(Records excerpted from a collection)
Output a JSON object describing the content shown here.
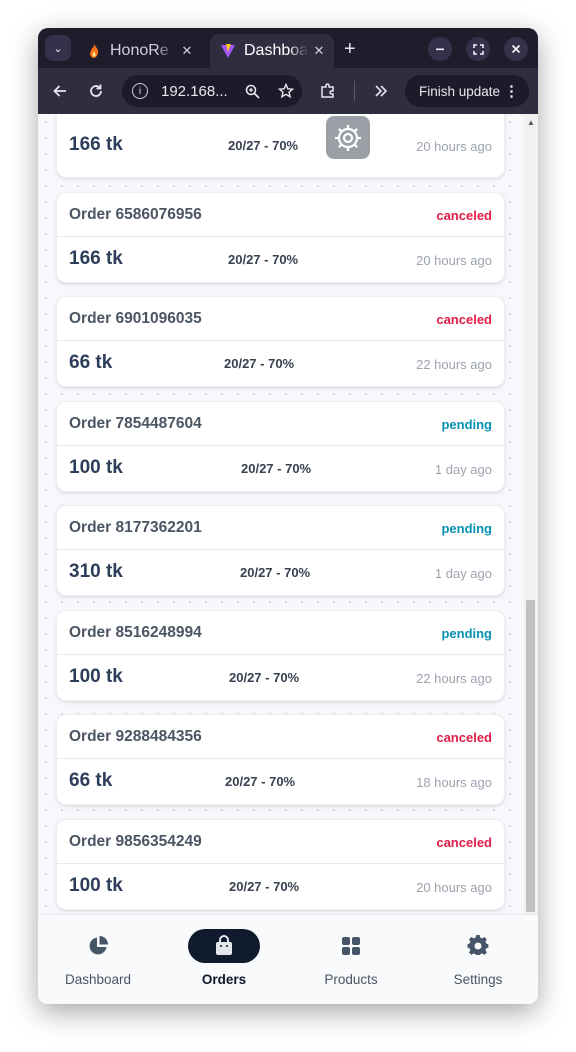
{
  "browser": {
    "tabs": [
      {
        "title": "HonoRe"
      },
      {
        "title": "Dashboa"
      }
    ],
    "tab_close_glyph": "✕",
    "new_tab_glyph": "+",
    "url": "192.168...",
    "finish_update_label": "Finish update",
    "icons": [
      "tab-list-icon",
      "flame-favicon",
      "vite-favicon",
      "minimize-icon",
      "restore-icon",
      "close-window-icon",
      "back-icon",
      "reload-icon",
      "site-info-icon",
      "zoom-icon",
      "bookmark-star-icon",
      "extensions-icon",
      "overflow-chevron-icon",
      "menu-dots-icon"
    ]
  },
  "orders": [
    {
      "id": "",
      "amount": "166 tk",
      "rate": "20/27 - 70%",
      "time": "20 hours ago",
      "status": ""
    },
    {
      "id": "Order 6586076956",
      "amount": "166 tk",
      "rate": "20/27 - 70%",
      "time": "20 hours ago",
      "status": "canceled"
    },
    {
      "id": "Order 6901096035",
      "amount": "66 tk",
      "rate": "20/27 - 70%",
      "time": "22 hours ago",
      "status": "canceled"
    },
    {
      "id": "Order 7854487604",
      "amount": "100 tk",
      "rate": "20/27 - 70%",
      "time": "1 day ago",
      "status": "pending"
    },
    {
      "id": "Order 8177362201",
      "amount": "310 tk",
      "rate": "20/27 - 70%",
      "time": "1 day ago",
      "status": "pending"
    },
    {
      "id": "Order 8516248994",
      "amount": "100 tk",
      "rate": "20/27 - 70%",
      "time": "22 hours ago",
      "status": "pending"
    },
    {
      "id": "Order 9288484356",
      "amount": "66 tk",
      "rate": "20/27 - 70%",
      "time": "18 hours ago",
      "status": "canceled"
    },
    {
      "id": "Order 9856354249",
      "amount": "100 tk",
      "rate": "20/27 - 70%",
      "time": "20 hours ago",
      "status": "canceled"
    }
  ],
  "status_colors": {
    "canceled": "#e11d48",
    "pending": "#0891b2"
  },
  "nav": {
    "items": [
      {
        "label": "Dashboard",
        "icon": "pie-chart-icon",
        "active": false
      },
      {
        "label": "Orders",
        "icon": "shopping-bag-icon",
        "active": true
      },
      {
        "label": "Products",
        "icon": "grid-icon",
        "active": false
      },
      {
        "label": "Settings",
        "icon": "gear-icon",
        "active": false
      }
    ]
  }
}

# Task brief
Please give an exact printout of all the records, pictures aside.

# Your solution
Output a JSON object describing the content shown here.
{
  "browser": {
    "tabs": [
      {
        "title": "HonoRe"
      },
      {
        "title": "Dashboa"
      }
    ],
    "tab_close_glyph": "✕",
    "new_tab_glyph": "+",
    "url": "192.168...",
    "finish_update_label": "Finish update",
    "icons": [
      "tab-list-icon",
      "flame-favicon",
      "vite-favicon",
      "minimize-icon",
      "restore-icon",
      "close-window-icon",
      "back-icon",
      "reload-icon",
      "site-info-icon",
      "zoom-icon",
      "bookmark-star-icon",
      "extensions-icon",
      "overflow-chevron-icon",
      "menu-dots-icon"
    ]
  },
  "orders": [
    {
      "id": "",
      "amount": "166 tk",
      "rate": "20/27 - 70%",
      "time": "20 hours ago",
      "status": ""
    },
    {
      "id": "Order 6586076956",
      "amount": "166 tk",
      "rate": "20/27 - 70%",
      "time": "20 hours ago",
      "status": "canceled"
    },
    {
      "id": "Order 6901096035",
      "amount": "66 tk",
      "rate": "20/27 - 70%",
      "time": "22 hours ago",
      "status": "canceled"
    },
    {
      "id": "Order 7854487604",
      "amount": "100 tk",
      "rate": "20/27 - 70%",
      "time": "1 day ago",
      "status": "pending"
    },
    {
      "id": "Order 8177362201",
      "amount": "310 tk",
      "rate": "20/27 - 70%",
      "time": "1 day ago",
      "status": "pending"
    },
    {
      "id": "Order 8516248994",
      "amount": "100 tk",
      "rate": "20/27 - 70%",
      "time": "22 hours ago",
      "status": "pending"
    },
    {
      "id": "Order 9288484356",
      "amount": "66 tk",
      "rate": "20/27 - 70%",
      "time": "18 hours ago",
      "status": "canceled"
    },
    {
      "id": "Order 9856354249",
      "amount": "100 tk",
      "rate": "20/27 - 70%",
      "time": "20 hours ago",
      "status": "canceled"
    }
  ],
  "status_colors": {
    "canceled": "#e11d48",
    "pending": "#0891b2"
  },
  "nav": {
    "items": [
      {
        "label": "Dashboard",
        "icon": "pie-chart-icon",
        "active": false
      },
      {
        "label": "Orders",
        "icon": "shopping-bag-icon",
        "active": true
      },
      {
        "label": "Products",
        "icon": "grid-icon",
        "active": false
      },
      {
        "label": "Settings",
        "icon": "gear-icon",
        "active": false
      }
    ]
  }
}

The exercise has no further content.